I have been learning this lesson myself in the past several months of turmoil in my life, turmoil which has included multiple moves, unsettled housing difficulties, financial problems, and the loss of treasured goods because of stealing. On top of this have been two health issues which cannot be addressed until I am in a place for some time.

But, God does not want me to put my prayer life on hold while I figure out how to put order into my daily life. He expects me to do at least the minimum of some of the Monastic Diurnal, or Divine Office, go to daily Mass, read the Scriptures and or holy books, and meditate or do affective prayer and intentional, also called acquired, contemplation.

No waiting for a perfect situation--if that were the case, I would never pray. These two saints teach us this lesson--they were both being harassed by an evil regime. They were under stress for themselves, their families, their congregations. But, they prayed through anxiety to peace, and prepared for the ultimate offering of their lives to God in martyrdom. Yesterday's Compline reminds us that the Prayer of the Church, the Office, said by both these saints in their Carmelite way, sustains us daily. Here is a key to the Carmelite way-private prayer, meditation, finally, contemplation, through the Dark Night to illumination, and, in the case of these two saints, union through martyrdom.

Take time, set time aside daily. Make meeting God your priority. Embrace your cross. These saints show us the way.

Psalm 143 Revised Standard Version Catholic Edition (RSVCE)
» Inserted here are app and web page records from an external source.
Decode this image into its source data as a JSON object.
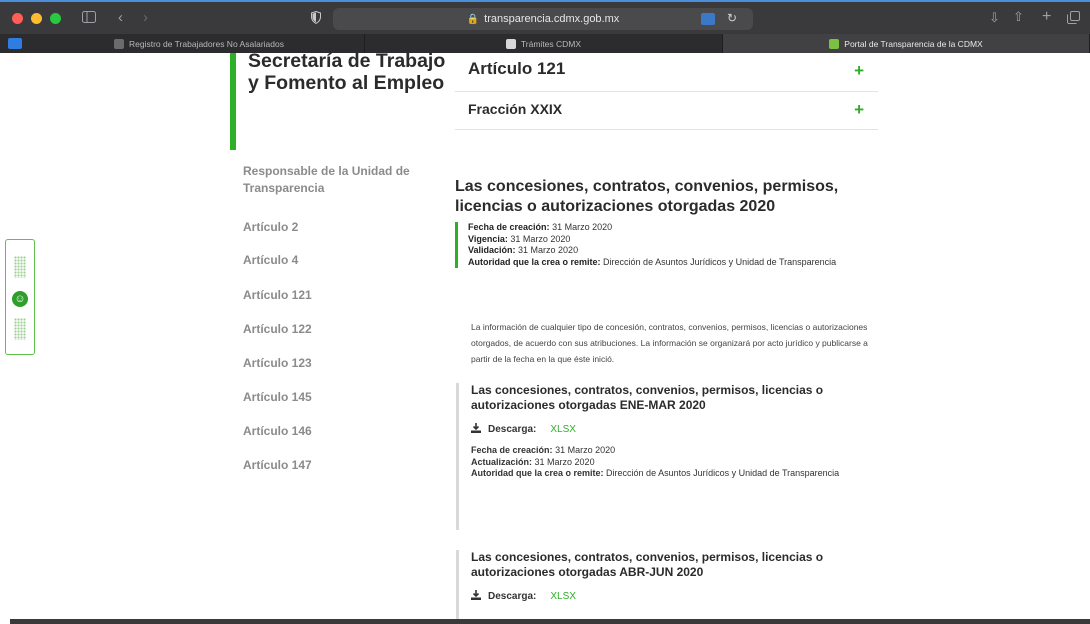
{
  "browser": {
    "url": "transparencia.cdmx.gob.mx",
    "tabs": [
      {
        "label": "Registro de Trabajadores No Asalariados",
        "active": false
      },
      {
        "label": "Trámites CDMX",
        "active": false
      },
      {
        "label": "Portal de Transparencia de la CDMX",
        "active": true
      }
    ],
    "icons": {
      "sidebar": "sidebar-icon",
      "back": "chevron-left-icon",
      "forward": "chevron-right-icon",
      "shield": "shield-icon",
      "download": "download-icon",
      "share": "share-icon",
      "new_tab": "plus-icon",
      "tabs_overview": "tabs-icon"
    }
  },
  "colors": {
    "accent": "#2fae28",
    "toolbar": "#3a3a3c",
    "tabbar": "#2c2c2e"
  },
  "sidebar": {
    "title": "Secretaría de Trabajo y Fomento al Empleo",
    "items": [
      "Responsable de la Unidad de Transparencia",
      "Artículo 2",
      "Artículo 4",
      "Artículo 121",
      "Artículo 122",
      "Artículo 123",
      "Artículo 145",
      "Artículo 146",
      "Artículo 147"
    ]
  },
  "accordion": {
    "article": {
      "label": "Artículo 121",
      "toggle": "+"
    },
    "fraction": {
      "label": "Fracción XXIX",
      "toggle": "+"
    }
  },
  "content": {
    "title": "Las concesiones, contratos, convenios, permisos, licencias o autorizaciones otorgadas 2020",
    "meta": {
      "creation_label": "Fecha de creación:",
      "creation_value": "31 Marzo 2020",
      "validity_label": "Vigencia:",
      "validity_value": "31 Marzo 2020",
      "validation_label": "Validación:",
      "validation_value": "31 Marzo 2020",
      "authority_label": "Autoridad que la crea o remite:",
      "authority_value": "Dirección de Asuntos Jurídicos y Unidad de Transparencia"
    },
    "description": "La información de cualquier tipo de concesión, contratos, convenios, permisos, licencias o autorizaciones otorgados, de acuerdo con sus atribuciones. La información se organizará por acto jurídico y publicarse a partir de la fecha en la que éste inició.",
    "documents": [
      {
        "title": "Las concesiones, contratos, convenios, permisos, licencias o autorizaciones otorgadas ENE-MAR 2020",
        "download_label": "Descarga:",
        "format": "XLSX",
        "creation_label": "Fecha de creación:",
        "creation_value": "31 Marzo 2020",
        "update_label": "Actualización:",
        "update_value": "31 Marzo 2020",
        "authority_label": "Autoridad que la crea o remite:",
        "authority_value": "Dirección de Asuntos Jurídicos y Unidad de Transparencia"
      },
      {
        "title": "Las concesiones, contratos, convenios, permisos, licencias o autorizaciones otorgadas ABR-JUN 2020",
        "download_label": "Descarga:",
        "format": "XLSX"
      }
    ]
  }
}
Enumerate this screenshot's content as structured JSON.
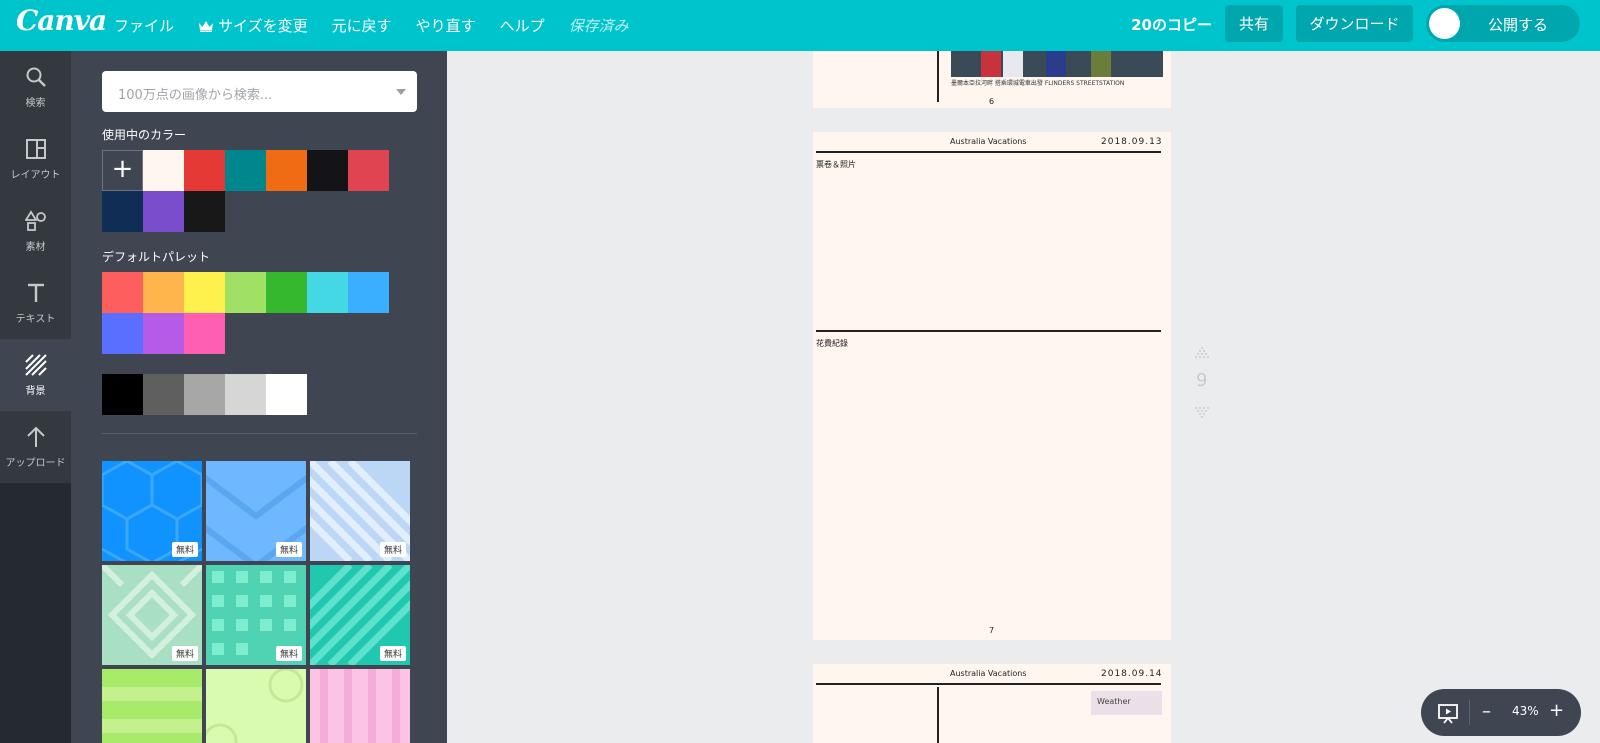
{
  "app": {
    "logo": "Canva"
  },
  "menu": {
    "file": "ファイル",
    "resize": "サイズを変更",
    "undo": "元に戻す",
    "redo": "やり直す",
    "help": "ヘルプ",
    "saved": "保存済み"
  },
  "header": {
    "doc_title": "20のコピー",
    "share": "共有",
    "download": "ダウンロード",
    "publish": "公開する"
  },
  "rail": {
    "search": "検索",
    "layout": "レイアウト",
    "elements": "素材",
    "text": "テキスト",
    "background": "背景",
    "upload": "アップロード"
  },
  "panel": {
    "search_placeholder": "100万点の画像から検索...",
    "used_colors_title": "使用中のカラー",
    "add_color": "+",
    "used_colors": [
      "#fff6f0",
      "#e53935",
      "#00878d",
      "#f06c14",
      "#141317",
      "#e04450",
      "#0f2d55",
      "#7a4dcc",
      "#181818"
    ],
    "default_palette_title": "デフォルトパレット",
    "default_palette": [
      "#ff5e5e",
      "#ffb54c",
      "#fff14d",
      "#9fe065",
      "#35b82d",
      "#44d8e5",
      "#3aaeff",
      "#5a6eff",
      "#b65ae8",
      "#ff5fb3"
    ],
    "grays": [
      "#000000",
      "#5f5f5f",
      "#a7a7a7",
      "#d6d6d6",
      "#ffffff"
    ],
    "free_badge": "無料"
  },
  "canvas": {
    "page6": {
      "caption": "墨爾本亞拉河畔 搭乘環城電車出發 FLINDERS STREETSTATION",
      "number": "6"
    },
    "page7": {
      "header": "Australia Vacations",
      "date": "2018.09.13",
      "section1": "票卷＆照片",
      "section2": "花費紀錄",
      "number": "7"
    },
    "page8": {
      "header": "Australia Vacations",
      "date": "2018.09.14",
      "weather": "Weather"
    },
    "current_page": "9"
  },
  "zoom": {
    "minus": "–",
    "level": "43%",
    "plus": "+"
  }
}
Prayer for Deliverance from Enemies

A Psalm of David.

143 Hear my prayer, O Lord;
give ear to my supplications!
    In thy faithfulness answer me, in thy righteousness!
Enter not into judgment with thy servant;
    for no man living is righteous before thee.
For the enemy has pursued me;
    he has crushed my life to the ground;
    he has made me sit in darkness like those long dead.
Therefore my spirit faints within me;
    my heart within me is appalled.
I remember the days of old,
    I meditate on all that thou hast done;
    I muse on what thy hands have wrought.
I stretch out my hands to thee;
    my soul thirsts for thee like a parched land.Selah
Make haste to answer me, O Lord!
    My spirit fails!
Hide not thy face from me,
    lest I be like those who go down to the Pit.
Let me hear in the morning of thy steadfast love,
    for in thee I put my trust.
Teach me the way I should go,
    for to thee I lift up my soul.
Deliver me, O Lord, from my enemies!
    I have fled to thee for refuge![a]
10 Teach me to do thy will,
    for thou art my God!
Let thy good spirit lead me
    on a level path!
11 For thy name’s sake, O Lord, preserve my life!
    In thy righteousness bring me out of trouble!
12 And in thy steadfast love cut off my enemies,
    and destroy all my adversaries,
    for I am thy servant.

With a little interruption on the devotion to the Holy Face,  I shall come back to Edith Stein...but after a look at that devotion, on to Elizabeth of the Trinity, again.